In China, yellow had long been tied to royalty... Eventually, the shade came to represent happiness, glory, and wisdom.

Was this true outside of China too? Did buyers in the western world really associate the color with Chinese Royalty? Or did they just like the bright color?

Disclaimer: pure speculation follows. Ignorance abounds.

In that era, I believe there was an obsessive interest in all things "Oriental". China and Japan were both still very mysterious, with Japan having been forced to open up in the 2nd half of the 19th century, and China similarly unwillingly thrust onto the world stage by the Opium Wars in the same timeframe.

So, it wouldn't surprise me that a company would be able to leverage the interest in China via marketing.
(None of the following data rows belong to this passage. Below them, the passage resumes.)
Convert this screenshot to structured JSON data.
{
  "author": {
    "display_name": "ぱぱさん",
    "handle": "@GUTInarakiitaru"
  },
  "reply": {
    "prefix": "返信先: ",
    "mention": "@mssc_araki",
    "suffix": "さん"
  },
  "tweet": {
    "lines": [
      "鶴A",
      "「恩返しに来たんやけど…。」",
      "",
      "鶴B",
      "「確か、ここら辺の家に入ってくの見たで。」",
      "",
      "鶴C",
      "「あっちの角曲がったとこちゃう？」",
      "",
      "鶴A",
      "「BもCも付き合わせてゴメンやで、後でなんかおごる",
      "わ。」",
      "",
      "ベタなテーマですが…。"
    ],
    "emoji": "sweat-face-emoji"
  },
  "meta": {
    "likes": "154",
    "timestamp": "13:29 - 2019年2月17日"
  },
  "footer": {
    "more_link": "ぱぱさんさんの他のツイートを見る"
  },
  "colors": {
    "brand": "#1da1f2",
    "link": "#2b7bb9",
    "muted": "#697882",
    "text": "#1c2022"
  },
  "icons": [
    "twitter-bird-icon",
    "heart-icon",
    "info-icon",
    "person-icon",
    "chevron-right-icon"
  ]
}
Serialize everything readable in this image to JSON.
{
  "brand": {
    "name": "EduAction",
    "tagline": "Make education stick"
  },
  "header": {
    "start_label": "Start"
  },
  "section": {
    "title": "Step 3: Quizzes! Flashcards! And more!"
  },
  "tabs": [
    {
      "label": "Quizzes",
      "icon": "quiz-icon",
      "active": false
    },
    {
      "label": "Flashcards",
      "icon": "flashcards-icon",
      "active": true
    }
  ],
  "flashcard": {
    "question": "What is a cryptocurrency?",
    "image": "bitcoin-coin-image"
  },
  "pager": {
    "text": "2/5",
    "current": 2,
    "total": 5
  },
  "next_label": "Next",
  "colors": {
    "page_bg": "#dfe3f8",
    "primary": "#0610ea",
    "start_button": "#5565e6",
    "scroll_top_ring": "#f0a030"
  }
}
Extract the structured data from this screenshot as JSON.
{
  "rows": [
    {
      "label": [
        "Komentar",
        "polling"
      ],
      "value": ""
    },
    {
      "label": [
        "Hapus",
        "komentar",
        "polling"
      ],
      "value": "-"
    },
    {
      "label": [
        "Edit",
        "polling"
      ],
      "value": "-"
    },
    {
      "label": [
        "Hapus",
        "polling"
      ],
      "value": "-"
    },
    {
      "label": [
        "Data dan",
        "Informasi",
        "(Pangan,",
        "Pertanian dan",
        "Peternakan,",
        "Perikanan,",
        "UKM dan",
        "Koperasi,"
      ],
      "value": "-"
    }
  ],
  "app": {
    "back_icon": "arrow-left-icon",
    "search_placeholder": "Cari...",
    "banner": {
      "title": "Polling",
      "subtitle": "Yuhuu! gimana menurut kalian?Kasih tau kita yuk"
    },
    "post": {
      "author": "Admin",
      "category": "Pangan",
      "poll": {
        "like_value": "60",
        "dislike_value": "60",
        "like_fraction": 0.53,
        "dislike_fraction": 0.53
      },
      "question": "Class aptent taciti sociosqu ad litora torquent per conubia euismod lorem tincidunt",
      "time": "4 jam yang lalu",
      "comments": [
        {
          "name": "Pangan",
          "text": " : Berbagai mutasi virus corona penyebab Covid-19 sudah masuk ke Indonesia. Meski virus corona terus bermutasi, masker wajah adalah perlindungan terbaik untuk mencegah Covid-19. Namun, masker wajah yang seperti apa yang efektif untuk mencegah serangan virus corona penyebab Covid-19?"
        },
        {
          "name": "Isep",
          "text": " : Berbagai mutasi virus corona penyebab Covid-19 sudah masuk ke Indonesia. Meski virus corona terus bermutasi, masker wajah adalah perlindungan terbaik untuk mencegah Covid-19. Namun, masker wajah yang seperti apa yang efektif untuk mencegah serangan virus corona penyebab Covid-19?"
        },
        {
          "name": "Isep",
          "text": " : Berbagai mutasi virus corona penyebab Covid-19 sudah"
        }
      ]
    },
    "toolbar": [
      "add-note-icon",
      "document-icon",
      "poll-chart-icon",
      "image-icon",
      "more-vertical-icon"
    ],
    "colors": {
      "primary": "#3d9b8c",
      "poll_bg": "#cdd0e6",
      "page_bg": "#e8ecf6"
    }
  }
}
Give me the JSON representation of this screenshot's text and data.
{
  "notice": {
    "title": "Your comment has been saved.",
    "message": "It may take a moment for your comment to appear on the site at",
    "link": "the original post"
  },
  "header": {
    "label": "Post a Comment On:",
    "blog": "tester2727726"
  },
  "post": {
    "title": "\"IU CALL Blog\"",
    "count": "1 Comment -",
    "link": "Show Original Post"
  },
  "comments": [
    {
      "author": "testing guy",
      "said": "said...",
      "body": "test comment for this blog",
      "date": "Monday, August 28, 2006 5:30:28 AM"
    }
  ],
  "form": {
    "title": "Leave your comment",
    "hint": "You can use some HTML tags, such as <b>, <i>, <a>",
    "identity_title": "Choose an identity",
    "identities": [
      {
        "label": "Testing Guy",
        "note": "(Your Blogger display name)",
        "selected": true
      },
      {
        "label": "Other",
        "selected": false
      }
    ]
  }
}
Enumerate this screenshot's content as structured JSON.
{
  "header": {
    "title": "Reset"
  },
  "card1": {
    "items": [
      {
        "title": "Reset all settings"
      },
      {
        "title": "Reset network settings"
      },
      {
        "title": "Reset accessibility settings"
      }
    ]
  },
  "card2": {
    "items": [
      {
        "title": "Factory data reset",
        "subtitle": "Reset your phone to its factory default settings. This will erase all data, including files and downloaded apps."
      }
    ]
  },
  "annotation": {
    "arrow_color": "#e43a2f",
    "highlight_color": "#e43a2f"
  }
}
Maybe people didn't know of the association with yellow before the marketing, but I'd bet they did after.

I was raised in Europe, my pencils were always blue like those:

https://upload.wikimedia.org/wikipedia/commons/0/08/Pencils_... http://4.bp.blogspot.com/-2r0Y8HUTeMI/UQVsbzQceKI/AAAAAAAAB5...

I was surprised the first time I saw a yellow pencil, like the IKEA ones.

Yellow IKEA pencils - in what country? I've only seen unpainted ones (in the UK, and also the US from what I remember, circa 2004-5), with IKEA printed in black on the side.

Red and Black stripes. I don't think i've ever held a yellow pencil.

article appears to be down, pastebin of google cache: https://pastebin.com/W7ZXM6Vy

My reading skills are going down. I was expecting a punchline delivery to the reason why pencils are mostly yellow: "Essentially, because of marketing". Just wasted 5 minutes of my life.

I'm Czech and never heard about this story. I knew about Hardmuth and why Koh-I-Noor was used, but the story of the color was new to me, thanks!

At the time, many yellow paints had lead in them. I wonder of that was the true then... makes me think about chewed-upon pencils.

Or cadmium is also a yellow pigment. I do remember chewing on my pencils. Maybe I should get a lead blood test. Or maybe I shouldn't cause it's too late anyway...

It may be tough to detect vs the background noise in the United States these days, https://www.google.com/amp/s/mobile.reuters.com/article/amp/...

Because you're a parochial American?

My pencils have been plastic and steel as far back as I can remember, with 0.5 mm HB rods in the good ones, and 0.7mm HB in the disposables.

During some tests, some teachers just couldn't believe that HB and #2 were the same thing, so that's about the only time I wrote with painted wood.

Fark yeah. I'd give real money to get my 9th grade book bag back! HP 11C scientific calculator, drafting supplies including a bunch of mechanical pencils and fancy erasers, and a copy of the HHGTTG. Pure nostalgia right there.

A few years back HP manufactured a few new HP-15C calculators as a limited edition. I was lucky enough to hear about it early and buy one.

I see they're now on Amazon for crazy high prices, so I assume they're no longer in production.

Borrowdale is only seven miles from Derwent. Were there other English pencil makers in the area?

I'm pretty sure “natural polished” pencils could make a major comeback. Dare I say for the hipsters? Could add an environmental spin on it as well.

All my pencils growing up were either red/black or yellow/black, depending on how hard they were.

I miss Staedtler pencils.

So it has its origins in bullshit. Great.

Koh-I-Noor still makes high quality art supplies, btw.

I thought this is because School busss color is Yellow so everything yellow identifies things which has to do with students.

"Hardtmuth settled on yellow to communicate the graphite’s geographical origins", China because "yellow had long been tied to royalty."

Please stop clickbait.

Without the clickbait title, you might have missed the beautiful pop-up that obscures the entire window requesting a subscription.

Nowadays, every page seems to have one of those or the cookie disclaimer. Advertisers and idiotic laws are close to reaching their goal of definitely ruining web experience.

I stopped reading and mentally discarded the article as trash upon encountering the phrase "diamonds are graphite".

Applications are open for YC Summer 2019

Guidelines | FAQ | Support | API | Security | Lists | Bookmarklet | Legal | Apply to YC | Contact